Take bacterial vaginosis, for example. Since 1982, treatment has revolved around the same two antibiotics. That’s partly because there is no animal model to study. No other species has the same vaginal bacterial community as humans do.
That makes developing any new therapy “incredibly challenging,” explains Caroline Mitchell, MD, MPH, an ob.gyn. at Massachusetts General Hospital, Boston, and a member of the consortium.
It turns out, replicating the vagina in a lab dish is, to use the technical term, very hard.
“That’s where a vagina chip offers an opportunity,” Dr. Mitchell says. “It’s not super-high throughput, but it’s way more high throughput than a [human] clinical trial.”
As such, the vagina chip could help scientists find new treatments much faster.
Like Dr. Ingber, Dr. Mitchell also sees the chip as a way to bring more attention to the largely unmet needs in female reproductive medicine.
“Women’s reproductive health has been under-resourced, under-prioritized, and largely disregarded for decades,” she says. And the time may be ripe for change: Dr. Mitchell says she was encouraged by the National Institutes of Health’s Advancing NIH Research on the Health of Women conference, held in 2021 in response to a congressional request to address women’s health research efforts.
Beyond bacterial vaginosis, Dr. Mitchell imagines the chip could help scientists find new treatments for vaginal yeast infection (candidiasis), chlamydia, and endometriosis.

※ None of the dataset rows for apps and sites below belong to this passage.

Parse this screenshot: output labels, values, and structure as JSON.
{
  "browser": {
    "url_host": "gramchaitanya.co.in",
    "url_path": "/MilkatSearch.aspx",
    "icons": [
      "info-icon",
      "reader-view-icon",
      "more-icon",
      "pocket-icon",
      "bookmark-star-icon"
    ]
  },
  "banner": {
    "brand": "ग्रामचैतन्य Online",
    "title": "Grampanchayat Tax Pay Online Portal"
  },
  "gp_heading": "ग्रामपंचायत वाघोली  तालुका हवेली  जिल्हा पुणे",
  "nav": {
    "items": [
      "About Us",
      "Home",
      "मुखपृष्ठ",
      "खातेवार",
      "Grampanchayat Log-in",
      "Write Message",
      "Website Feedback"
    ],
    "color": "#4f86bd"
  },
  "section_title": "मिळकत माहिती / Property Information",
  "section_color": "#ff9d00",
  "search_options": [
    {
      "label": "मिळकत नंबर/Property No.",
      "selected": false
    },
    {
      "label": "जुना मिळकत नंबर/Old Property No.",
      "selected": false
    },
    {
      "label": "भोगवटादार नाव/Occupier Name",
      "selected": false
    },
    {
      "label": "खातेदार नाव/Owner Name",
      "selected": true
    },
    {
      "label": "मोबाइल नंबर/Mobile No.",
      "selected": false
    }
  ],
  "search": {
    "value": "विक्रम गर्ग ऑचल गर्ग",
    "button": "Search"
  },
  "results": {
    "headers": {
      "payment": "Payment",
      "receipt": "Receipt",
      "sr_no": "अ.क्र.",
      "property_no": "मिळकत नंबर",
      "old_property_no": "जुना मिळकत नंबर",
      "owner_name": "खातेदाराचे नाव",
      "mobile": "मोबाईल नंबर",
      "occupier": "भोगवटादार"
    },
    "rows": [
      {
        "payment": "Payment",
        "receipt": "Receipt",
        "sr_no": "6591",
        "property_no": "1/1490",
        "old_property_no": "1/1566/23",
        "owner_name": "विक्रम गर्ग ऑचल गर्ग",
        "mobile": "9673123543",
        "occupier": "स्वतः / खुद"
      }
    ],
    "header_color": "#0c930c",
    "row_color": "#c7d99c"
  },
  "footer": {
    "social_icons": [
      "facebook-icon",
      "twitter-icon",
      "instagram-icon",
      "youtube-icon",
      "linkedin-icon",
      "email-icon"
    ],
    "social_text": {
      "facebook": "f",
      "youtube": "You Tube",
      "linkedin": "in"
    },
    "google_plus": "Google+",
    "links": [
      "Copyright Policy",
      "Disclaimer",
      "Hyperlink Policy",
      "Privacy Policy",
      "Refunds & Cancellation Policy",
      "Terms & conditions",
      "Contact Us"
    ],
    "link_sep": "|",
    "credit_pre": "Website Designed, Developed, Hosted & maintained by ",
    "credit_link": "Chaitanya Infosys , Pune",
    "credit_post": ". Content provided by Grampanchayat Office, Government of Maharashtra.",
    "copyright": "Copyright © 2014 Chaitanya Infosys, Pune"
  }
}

As with bacterial vaginosis, medicines for vaginal yeast infections have not advanced in decades, Dr. Mitchell says. Efforts to develop a vaccine for chlamydia – which can cause permanent damage to a woman’s reproductive system – have dragged on for many years. And endometriosis, an often painful condition in which the tissue that makes up the uterine lining grows outside the uterus, remains under-researched despite affecting 10% of childbearing-age women.
While some mouse models are used in chlamydia research, it’s hard to say if they’ll translate to humans, given the vaginal and cervical bacterial differences.
“Our understanding of the basic physiology of the environment of the vagina and cervix is another area where we’re woefully ignorant,” Dr. Mitchell says.
To that end, Dr. Ingber’s team is developing more complex chips mimicking the vagina and the cervix. One of his team members wants to use the chips to study infertility. The researchers have already used the chips to see how bacterial vaginosis and mucous changes impact the way sperm migrates up the reproductive tract.
The lab is now linking vagina and cervix chips together to study viral infections of the cervix, like HPV, and all types of bacterial diseases of the vaginal tract. By applying cervical mucus to the vagina chip, they hope to learn more about how female reproductive tissues respond to infection and inflammation.
“I always say that organ chips are like synthetic biology at the cell tissue and organ level,” says Dr. Ingber. “You start simple and see if you [can] mimic a clinical situation.”
As they make the chips more complex – perhaps by adding blood vessel cells and female hormones – Dr. Ingber foresees being able to study the response to hormonal changes during the menstrual cycle.
“We can begin to explore the effects of cycling over time as well as other types of hormonal effects,” he says.
Dr. Ingber also envisions linking the vagina chip to other organ chips – he’s already succeeded in linking eight different organ types together. But for now, the team hopes the vagina chip will enhance our understanding of basic female reproductive biology and speed up the process of developing new treatments for women’s health.
A version of this article first appeared on WebMD.com.